The Administrative Procedure Act requires citizen consultation. At the same time, the Federal government is demanding that agencies move away from paper-based to fully electronic operations. These two compliance requirements as well as the concrete and time-limited nature of rulemaking drive our focus on administrative law. This also creates the opportunity, not only for changing the practice of administrative law through technology, but to reinvigorate the right to citizen participation.

Once the technology is demonstrated in the rulemaking context, we anticipate that it will have widespread impact on participation and consultation, generally. Such a space and the related tools could be re-used for all forms of citizen participation and consultation as conducted by state and local governments. It can be used for shareholder democracy and democratic practice in business life as well as for government. It can be used for legal and other forms of recruiting. It can serve as the locus for running citizen juries and will make it possible for entities in government, business and civic life to do consultation that could not do it before.

We also imagine that Building Civic Cyberspace can impact the political process. These virtual fairs will be an excellent place for the League of Women Voters to organize candidate debates and political party fairs. Our immediate focus on rulemaking is a way to test the possibilities for using such virtual spaces to organize deliberation as part of the larger political process.

This is also an ideal venue for legal and civic education. Imagine law students having to set up and run their own fair as a way of learning about administrative and other substantive areas of law! Imagine a group of engineering students and a group of political science students having to collaborate on setting up a fair about a transportation issue! We know that opportunities to explore and show mastery motivate and educate. The next generation of citizens, including today’s students, will be entirely comfortable moving around and interacting inside a virtual world. They will come to expect their online interactions to have an impact on what the government decides to do.

The new possibilities for holding events in cyberspace created by virtual worlds should be explored. We know that presence with others at an event helps to create civic virtue. We know that “face to face” confrontation, even among avatars, improves behavior. We know that community “events” can spur engagement and that playing a role (serving on a policy jury, working as an advocate to explain a group’s views, etc.) produces a greater sense of contribution and belonging to the group. We know that thoughtful deliberation by the community of interest produces more substantive and more legitimate results.

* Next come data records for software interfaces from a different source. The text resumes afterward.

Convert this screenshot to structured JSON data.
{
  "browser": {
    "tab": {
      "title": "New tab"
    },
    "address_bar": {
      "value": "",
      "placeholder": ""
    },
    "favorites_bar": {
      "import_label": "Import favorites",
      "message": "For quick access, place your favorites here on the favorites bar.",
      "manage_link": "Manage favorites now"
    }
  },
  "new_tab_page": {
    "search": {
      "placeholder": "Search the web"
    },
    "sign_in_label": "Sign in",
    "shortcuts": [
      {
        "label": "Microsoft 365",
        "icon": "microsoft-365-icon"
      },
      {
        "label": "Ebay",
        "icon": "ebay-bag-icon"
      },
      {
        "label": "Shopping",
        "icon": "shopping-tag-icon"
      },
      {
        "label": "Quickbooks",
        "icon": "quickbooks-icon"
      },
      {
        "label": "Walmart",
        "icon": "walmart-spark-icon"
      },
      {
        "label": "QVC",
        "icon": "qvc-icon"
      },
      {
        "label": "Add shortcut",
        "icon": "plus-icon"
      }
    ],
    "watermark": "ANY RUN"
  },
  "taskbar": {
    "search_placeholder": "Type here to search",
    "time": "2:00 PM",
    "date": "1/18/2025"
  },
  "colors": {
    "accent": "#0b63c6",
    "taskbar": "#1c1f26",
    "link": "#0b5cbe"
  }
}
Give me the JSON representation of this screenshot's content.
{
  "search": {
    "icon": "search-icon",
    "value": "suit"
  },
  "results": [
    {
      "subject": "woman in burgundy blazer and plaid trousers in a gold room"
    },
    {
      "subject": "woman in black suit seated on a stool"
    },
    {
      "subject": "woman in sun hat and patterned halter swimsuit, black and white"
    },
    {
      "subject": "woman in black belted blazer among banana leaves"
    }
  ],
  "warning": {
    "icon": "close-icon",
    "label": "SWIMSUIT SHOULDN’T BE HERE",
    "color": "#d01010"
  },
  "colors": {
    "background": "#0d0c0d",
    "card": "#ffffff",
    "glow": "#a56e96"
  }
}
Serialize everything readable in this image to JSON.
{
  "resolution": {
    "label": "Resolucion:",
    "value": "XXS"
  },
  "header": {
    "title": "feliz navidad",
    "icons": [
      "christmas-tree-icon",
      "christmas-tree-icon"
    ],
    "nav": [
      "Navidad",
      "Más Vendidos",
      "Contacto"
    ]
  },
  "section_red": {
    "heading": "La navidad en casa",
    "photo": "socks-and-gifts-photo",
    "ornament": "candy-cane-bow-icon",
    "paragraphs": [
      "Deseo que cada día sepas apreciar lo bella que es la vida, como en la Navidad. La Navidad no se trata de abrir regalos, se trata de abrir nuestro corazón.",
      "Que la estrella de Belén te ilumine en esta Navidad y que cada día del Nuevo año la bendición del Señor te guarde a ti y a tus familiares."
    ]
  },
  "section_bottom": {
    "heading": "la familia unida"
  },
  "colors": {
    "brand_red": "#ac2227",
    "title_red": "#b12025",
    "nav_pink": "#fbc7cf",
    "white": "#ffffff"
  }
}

We aim to exploit the democratic possibilities of virtual worlds to remedy the defects of current methods and, in so doing, to make administrative rulemaking a more effective, manageable and democratic process.